Washington, DC — The U.S. Bureau of Reclamation has proposed to fire a biologist after finding e-mails he had sent to environmentalists and to other agencies, according to documents released today by Public Employees for Environmental Responsibility (PEER). In its letter of proposed termination, the agency alleged the “subversive” activity of communicating with “environmental organizations which are opposed to Reclamation generally and adversarial in nature” justifies immediate removal.
Charles (Rex) Wahl, a GS-12 Environmental Specialist, has been on paid administrative leave for the past three months while the agency continues to ponder his fate. Shortly after Wahl was notified of his proposed firing on September 18th, the Bureau of Reclamation also dismissed his wife Cherie from a temporary clerk-typist position.
Ironically, Wahl’s main duty in Reclamation’s Yuma Area Office was to keep stakeholders, including environmentalists, abreast of agency “actions and initiatives” as required under National Environmental Policy Act (NEPA). In addition to his contact with environmentalists, Wahl is also charged with revealing “administratively controlled information” to other federal agencies.

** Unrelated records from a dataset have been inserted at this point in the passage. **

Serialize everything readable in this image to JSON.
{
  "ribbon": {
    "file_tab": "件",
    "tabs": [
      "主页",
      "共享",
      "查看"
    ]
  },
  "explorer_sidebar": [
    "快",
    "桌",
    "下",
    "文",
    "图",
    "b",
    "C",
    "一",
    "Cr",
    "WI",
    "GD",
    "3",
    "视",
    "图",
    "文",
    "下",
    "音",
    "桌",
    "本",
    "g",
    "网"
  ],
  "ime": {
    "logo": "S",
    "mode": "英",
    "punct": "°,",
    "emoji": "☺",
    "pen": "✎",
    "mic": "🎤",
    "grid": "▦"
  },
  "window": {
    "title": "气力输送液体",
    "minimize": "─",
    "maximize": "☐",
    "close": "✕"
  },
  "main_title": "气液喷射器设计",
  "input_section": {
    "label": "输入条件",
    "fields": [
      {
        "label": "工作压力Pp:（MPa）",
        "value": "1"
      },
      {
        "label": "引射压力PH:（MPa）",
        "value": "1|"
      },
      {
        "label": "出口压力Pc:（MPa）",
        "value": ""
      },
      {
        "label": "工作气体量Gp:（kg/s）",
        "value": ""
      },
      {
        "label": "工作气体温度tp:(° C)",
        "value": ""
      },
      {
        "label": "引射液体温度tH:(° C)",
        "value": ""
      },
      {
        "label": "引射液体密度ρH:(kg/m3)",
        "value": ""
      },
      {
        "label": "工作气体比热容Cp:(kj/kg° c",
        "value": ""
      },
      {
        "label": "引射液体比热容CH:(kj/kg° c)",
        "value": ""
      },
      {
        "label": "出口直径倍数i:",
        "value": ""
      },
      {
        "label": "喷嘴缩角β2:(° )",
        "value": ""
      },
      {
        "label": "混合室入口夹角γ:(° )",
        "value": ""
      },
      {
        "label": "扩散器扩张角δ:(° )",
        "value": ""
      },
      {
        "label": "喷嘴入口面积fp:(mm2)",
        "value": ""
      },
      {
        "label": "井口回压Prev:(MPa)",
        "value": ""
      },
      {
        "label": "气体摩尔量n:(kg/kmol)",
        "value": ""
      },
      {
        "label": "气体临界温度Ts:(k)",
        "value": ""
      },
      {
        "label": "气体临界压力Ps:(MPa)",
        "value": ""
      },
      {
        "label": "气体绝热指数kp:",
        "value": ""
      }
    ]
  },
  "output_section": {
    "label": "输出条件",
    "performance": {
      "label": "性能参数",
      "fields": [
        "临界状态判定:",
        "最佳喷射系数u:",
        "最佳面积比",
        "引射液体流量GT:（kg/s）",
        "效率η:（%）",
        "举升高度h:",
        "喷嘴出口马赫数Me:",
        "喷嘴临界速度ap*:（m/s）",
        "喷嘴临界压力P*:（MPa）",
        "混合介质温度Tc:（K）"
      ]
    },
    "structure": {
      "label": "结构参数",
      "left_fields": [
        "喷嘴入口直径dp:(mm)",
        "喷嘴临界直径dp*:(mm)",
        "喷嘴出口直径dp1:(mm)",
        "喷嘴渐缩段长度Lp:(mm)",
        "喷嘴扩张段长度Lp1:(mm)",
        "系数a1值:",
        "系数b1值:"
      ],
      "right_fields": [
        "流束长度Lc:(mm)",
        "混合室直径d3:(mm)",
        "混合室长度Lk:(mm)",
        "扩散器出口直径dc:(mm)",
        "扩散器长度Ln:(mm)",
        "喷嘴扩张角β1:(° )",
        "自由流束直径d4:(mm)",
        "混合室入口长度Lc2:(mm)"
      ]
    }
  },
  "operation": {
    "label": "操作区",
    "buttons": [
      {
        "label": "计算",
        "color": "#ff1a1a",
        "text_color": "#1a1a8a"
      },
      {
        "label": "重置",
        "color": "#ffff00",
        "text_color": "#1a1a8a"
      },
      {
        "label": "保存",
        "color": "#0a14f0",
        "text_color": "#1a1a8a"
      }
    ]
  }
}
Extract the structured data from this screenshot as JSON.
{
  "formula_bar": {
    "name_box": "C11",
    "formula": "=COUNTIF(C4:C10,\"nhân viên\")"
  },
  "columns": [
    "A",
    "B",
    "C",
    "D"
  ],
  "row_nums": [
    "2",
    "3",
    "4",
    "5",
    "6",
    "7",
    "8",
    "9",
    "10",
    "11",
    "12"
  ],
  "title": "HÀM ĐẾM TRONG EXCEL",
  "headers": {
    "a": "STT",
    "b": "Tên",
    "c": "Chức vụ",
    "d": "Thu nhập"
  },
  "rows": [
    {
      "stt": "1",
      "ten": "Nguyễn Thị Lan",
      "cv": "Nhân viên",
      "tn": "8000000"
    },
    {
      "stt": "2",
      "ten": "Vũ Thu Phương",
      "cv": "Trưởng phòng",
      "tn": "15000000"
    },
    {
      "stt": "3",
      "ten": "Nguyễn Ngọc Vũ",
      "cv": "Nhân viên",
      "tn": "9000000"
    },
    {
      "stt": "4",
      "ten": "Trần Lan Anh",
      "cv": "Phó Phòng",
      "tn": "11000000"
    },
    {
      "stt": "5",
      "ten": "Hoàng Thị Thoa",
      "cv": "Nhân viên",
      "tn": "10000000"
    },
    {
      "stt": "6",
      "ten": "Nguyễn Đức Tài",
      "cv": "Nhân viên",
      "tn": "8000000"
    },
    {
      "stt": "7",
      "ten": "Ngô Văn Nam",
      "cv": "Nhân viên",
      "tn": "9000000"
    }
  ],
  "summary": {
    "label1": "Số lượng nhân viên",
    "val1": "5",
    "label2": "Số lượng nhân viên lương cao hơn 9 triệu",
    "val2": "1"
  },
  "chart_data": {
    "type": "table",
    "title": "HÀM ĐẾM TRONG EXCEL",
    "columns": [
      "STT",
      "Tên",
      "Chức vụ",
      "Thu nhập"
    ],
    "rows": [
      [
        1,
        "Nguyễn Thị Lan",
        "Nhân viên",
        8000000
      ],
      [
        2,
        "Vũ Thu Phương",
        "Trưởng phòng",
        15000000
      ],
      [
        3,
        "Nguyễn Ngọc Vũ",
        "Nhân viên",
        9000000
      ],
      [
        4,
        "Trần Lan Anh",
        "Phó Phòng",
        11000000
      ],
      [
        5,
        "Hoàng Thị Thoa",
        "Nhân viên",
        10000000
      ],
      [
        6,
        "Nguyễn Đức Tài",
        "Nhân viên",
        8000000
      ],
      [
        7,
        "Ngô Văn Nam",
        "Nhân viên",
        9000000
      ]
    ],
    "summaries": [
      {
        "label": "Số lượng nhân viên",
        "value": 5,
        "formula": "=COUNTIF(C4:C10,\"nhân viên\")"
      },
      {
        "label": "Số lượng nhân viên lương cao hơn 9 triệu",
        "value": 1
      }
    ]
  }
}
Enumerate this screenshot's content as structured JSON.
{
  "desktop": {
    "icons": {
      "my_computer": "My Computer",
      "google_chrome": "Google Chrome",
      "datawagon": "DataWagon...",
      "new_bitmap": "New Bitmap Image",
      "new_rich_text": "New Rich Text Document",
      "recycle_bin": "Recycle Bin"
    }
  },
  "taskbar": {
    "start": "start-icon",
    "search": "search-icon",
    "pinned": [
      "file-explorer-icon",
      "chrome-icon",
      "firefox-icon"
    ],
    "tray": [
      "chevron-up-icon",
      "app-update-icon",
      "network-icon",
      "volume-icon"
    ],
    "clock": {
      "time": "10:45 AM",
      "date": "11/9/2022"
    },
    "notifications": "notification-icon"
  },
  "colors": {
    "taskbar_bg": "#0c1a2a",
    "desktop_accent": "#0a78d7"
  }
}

“These charges are both insulting and illegal,” stated PEER Senior Counsel Paula Dinerstein, who is leading Wahl’s legal challenge against any proposed disciplinary action. “Public servants cannot be fired simply for telling inconvenient truths.”
In May, Wahl (who had earned excellent performance evaluations) had transferred to Reclamation’s Albuquerque Office. In August, Reclamation discovered the emails Wahl had sent months earlier as it cleared the hard drive of his computer.
Wahl’s disclosures concern an array of proposed Reclamation projects on the Lower Colorado River. He also revealed that Reclamation had falsified material in a permit it submitted to the U.S. Army Corps of Engineers. In addition, Wahl suggested to environmentalists that they obtain certain agency reports through the Freedom of Information Act.
“Federal employees are not required to swear bureaucratic omertà – silence at the expense of the public interest,” Dinerstein added. “Part of the Bureau of Reclamation’s problem is that it apparently regards environmentalists as enemies. Contrary to its paranoid posture, Reclamation is required to be forthright about the implications of what it is doing.”
Reclamation is under no deadlines to act on Wahl’s case. Facing a short statute of limitations on filing complaints, however, PEER has initiated an investigation into the matter by the U.S. Department of Labor under the whistleblower provisions of the Clean Water Act, Clean Air Act and Solid Waste Disposal Act.